Academic libraries are under federal legal obligation to ensure their facilities, services and resources are accessible to individuals with disabilities.
The Rehabilitation Act of 1973, Section 504 and Section 508 of the amendments of 1998.
The American Disabilities Act (1990) and it's subsequent amendments in 2008.
The Assistive Technology Act of 2004, a reauthorization of the 1998 Act.
Once legislation is established, regulations from government agencies led to accessibility standards and concerns about applications of the law in libraries, K-12 schools, and higher education.
The 2010 ADA Standards for Accessible Design, from the United States Department of Justice (DOJ) Civil Rights Division.
The June 2010 Electronic Book Reader Dear Colleague Letter from the DOJ and the DOE Civil Rights Divisions. This letter followed legal action by the National Federation for the Blind against non-accessible Kindles being used in colleges and universities.
Guidelines and tools from leading global organizations have also assisted accessibility efforts.
The Worldwide Web Consortium (W3C) presented the 2008 Web Content Accessibility Guidelines (WCAG) 2.0 as a guideline on web accessibility and has offered evaluative tools, such as the Web Accessibility Evaluation (WAVE) tool to assist organization in checking library created pages for W3C and 508 compliance.

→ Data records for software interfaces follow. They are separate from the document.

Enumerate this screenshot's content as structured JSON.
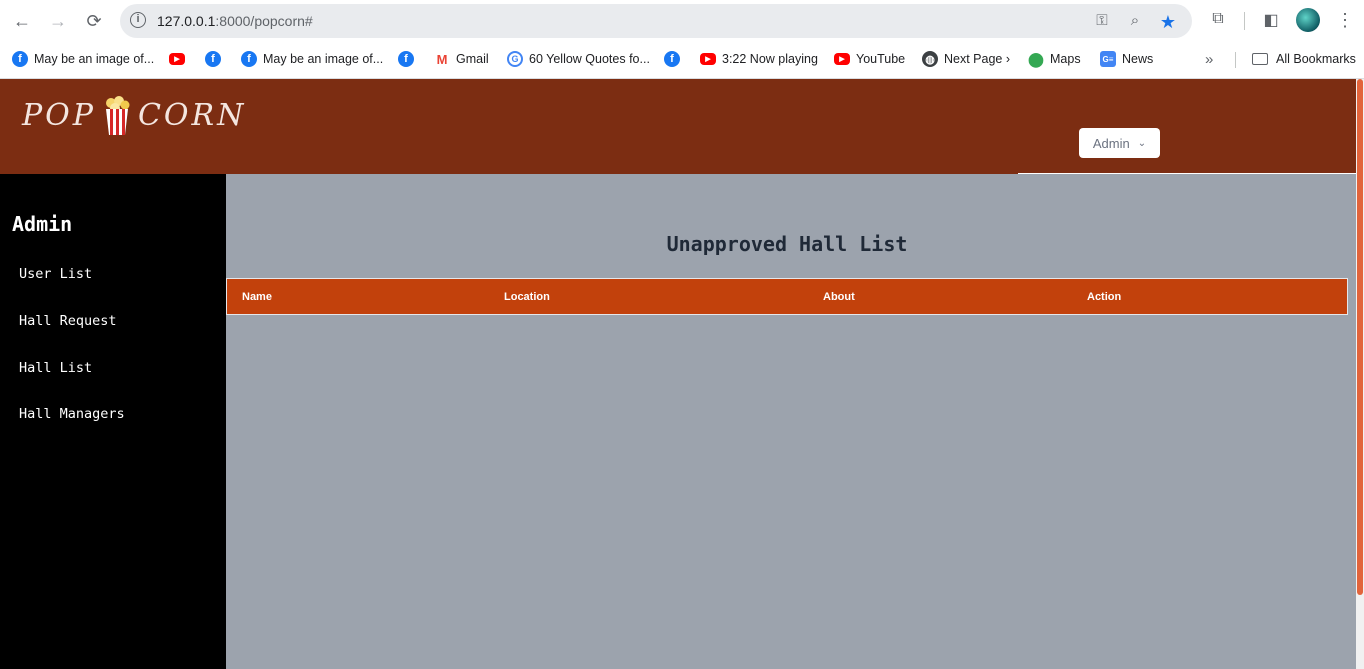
{
  "browser": {
    "url_host": "127.0.0.1",
    "url_rest": ":8000/popcorn#",
    "bookmarks": [
      {
        "icon": "facebook-icon",
        "label": "May be an image of..."
      },
      {
        "icon": "youtube-icon",
        "label": ""
      },
      {
        "icon": "facebook-icon",
        "label": ""
      },
      {
        "icon": "facebook-icon",
        "label": "May be an image of..."
      },
      {
        "icon": "facebook-icon",
        "label": ""
      },
      {
        "icon": "gmail-icon",
        "label": "Gmail"
      },
      {
        "icon": "google-icon",
        "label": "60 Yellow Quotes fo..."
      },
      {
        "icon": "facebook-icon",
        "label": ""
      },
      {
        "icon": "youtube-icon",
        "label": "3:22 Now playing"
      },
      {
        "icon": "youtube-icon",
        "label": "YouTube"
      },
      {
        "icon": "globe-icon",
        "label": "Next Page ›"
      },
      {
        "icon": "maps-icon",
        "label": "Maps"
      },
      {
        "icon": "news-icon",
        "label": "News"
      }
    ],
    "all_bookmarks": "All Bookmarks",
    "more_bookmarks": "»"
  },
  "site": {
    "logo_left": "POP",
    "logo_right": "CORN",
    "admin_dropdown": "Admin"
  },
  "sidebar": {
    "title": "Admin",
    "links": [
      "User List",
      "Hall Request",
      "Hall List",
      "Hall Managers"
    ]
  },
  "main": {
    "title": "Unapproved Hall List",
    "columns": [
      "Name",
      "Location",
      "About",
      "Action"
    ]
  },
  "colors": {
    "header": "#7c2d12",
    "table_header": "#c2410c",
    "main_bg": "#9ca3ad",
    "sidebar_bg": "#000000"
  }
}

The National Library Service, throughout a network of cooperating regional and subregional libraries located throughout the United States and its territories and to American citizens abroad, provides over 200,000 books and magazines in audio, braille, and e-braille.